On the night of June 3, 1989, as the Chinese People’s Liberation Army began clearing the Square, Jiang ignored his mother’s pleas for him to stay home.
He struggled out of her arms, ran to the bathroom, locked the door behind him, climbed out of the window, and headed toward Tiananmen.
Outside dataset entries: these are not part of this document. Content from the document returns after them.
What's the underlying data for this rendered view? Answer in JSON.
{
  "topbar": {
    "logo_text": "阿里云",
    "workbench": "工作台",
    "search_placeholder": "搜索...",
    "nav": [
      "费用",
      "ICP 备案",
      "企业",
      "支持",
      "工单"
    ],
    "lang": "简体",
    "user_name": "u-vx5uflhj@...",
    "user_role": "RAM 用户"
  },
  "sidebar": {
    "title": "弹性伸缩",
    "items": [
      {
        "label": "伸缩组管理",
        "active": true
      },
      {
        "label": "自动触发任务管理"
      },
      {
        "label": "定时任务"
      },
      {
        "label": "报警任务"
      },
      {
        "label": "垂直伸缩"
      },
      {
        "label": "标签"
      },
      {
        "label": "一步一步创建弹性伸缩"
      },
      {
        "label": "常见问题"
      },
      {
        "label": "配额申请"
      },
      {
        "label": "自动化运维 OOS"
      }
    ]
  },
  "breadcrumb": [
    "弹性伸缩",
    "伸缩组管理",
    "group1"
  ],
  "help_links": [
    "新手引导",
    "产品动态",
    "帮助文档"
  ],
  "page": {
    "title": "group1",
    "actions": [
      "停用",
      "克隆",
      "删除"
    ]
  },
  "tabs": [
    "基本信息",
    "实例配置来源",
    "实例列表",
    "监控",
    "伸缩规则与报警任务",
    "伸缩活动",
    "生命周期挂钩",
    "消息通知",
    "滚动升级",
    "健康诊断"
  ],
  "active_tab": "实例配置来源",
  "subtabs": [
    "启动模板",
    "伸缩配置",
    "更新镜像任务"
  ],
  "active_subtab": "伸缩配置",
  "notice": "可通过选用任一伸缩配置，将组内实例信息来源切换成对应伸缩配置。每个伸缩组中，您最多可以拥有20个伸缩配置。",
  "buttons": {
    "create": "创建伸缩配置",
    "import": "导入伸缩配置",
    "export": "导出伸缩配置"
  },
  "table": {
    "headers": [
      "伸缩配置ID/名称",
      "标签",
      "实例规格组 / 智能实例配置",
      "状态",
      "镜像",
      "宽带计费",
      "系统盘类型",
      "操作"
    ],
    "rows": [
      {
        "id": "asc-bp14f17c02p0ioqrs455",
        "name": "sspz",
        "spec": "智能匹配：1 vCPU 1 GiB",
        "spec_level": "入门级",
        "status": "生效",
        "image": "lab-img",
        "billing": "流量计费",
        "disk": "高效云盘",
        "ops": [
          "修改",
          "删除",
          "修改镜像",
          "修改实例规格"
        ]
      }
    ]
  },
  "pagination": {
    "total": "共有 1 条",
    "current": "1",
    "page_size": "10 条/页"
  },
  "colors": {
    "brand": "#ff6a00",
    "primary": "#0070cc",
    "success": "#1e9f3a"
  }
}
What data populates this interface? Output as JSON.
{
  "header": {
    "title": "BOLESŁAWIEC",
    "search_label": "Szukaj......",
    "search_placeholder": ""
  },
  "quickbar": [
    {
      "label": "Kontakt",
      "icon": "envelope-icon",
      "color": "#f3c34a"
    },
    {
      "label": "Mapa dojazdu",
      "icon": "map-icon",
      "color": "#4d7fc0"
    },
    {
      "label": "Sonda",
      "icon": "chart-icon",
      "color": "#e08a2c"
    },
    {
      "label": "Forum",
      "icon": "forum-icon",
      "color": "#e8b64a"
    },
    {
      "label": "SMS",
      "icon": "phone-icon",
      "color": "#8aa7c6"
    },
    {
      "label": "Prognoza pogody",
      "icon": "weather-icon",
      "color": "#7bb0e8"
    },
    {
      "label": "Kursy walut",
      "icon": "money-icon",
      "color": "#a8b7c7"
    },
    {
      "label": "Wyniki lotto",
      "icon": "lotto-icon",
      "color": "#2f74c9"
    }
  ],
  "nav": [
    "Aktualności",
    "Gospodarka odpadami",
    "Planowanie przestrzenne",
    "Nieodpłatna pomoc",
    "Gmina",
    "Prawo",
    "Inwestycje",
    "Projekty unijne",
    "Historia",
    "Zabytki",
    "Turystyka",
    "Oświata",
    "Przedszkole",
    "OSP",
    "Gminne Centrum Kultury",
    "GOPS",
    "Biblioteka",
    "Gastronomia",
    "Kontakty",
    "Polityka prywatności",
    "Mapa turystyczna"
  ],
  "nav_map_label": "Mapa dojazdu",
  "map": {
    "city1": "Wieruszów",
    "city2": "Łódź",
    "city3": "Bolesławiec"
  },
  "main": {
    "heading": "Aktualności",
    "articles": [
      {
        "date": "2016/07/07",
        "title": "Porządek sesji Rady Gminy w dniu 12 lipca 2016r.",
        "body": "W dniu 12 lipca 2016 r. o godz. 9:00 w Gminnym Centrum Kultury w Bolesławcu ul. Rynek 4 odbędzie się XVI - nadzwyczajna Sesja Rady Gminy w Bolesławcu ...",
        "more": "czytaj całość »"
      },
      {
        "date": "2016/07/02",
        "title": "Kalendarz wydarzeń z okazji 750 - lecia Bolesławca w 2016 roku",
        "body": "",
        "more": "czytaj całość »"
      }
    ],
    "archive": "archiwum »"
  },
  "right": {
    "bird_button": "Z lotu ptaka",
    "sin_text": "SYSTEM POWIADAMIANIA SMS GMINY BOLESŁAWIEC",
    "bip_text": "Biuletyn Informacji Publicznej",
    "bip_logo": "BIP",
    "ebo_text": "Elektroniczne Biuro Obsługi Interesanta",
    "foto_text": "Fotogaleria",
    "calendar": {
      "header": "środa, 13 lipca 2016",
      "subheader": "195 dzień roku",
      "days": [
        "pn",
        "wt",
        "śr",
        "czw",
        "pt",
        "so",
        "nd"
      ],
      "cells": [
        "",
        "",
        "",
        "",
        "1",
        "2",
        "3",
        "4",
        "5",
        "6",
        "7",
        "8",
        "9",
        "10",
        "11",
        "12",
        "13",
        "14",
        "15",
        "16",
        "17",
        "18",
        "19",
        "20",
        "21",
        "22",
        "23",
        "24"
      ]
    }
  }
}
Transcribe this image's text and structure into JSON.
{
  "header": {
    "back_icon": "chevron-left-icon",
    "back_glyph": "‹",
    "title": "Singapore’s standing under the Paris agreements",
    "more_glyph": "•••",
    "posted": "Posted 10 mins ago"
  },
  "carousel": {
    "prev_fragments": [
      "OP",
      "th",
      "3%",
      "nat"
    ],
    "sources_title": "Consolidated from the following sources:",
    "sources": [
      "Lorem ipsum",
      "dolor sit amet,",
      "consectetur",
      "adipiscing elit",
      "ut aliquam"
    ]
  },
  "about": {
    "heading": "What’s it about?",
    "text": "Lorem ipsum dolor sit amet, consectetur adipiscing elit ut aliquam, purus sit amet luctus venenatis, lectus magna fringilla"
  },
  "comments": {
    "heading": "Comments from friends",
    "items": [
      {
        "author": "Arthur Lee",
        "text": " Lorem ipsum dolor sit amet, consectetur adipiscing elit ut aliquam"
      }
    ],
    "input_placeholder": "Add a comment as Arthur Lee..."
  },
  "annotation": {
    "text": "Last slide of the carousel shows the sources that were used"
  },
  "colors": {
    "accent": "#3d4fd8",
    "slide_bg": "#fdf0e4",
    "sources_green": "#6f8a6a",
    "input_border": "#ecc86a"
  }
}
Jiang was shot in the back.
The bullet pierced his heart and he bled to death.
Twenty-four hours earlier he had celebrated his 17th birthday.
To this day, the Chinese government has not acknowledged responsibility for the killing of unarmed citizens; nor has there been an official tally of how many perished in what Chinese media refer to as “the political turbulence of 1989."
Jiang Jielian’s mother, Ding Zilin, refuses to give up hope.
Her only child’s ashes rest in an alcove in the tiny apartment she shares with her husband.
The 71-year-old former professor is the driving force behind Tiananmen Mothers, an advocacy group that regularly petitions China’s leaders and members of parliament for an official apology and full inquiry into the shootings.
Ding’s persistence has made her a target of retaliation and intimidation.
Over the years, she has been subjected to constant surveillance, frequent house arrest, and occasional detention.
Last Wednesday, Tiananmen Mothers launched the group’s official websiteWeb Link.
The digital database includes a roster containing the names and bios of 188 known victims, a virtual monument in their honor, eyewitness accounts, and testimonials from members of the group on their long and tortuous ordeal.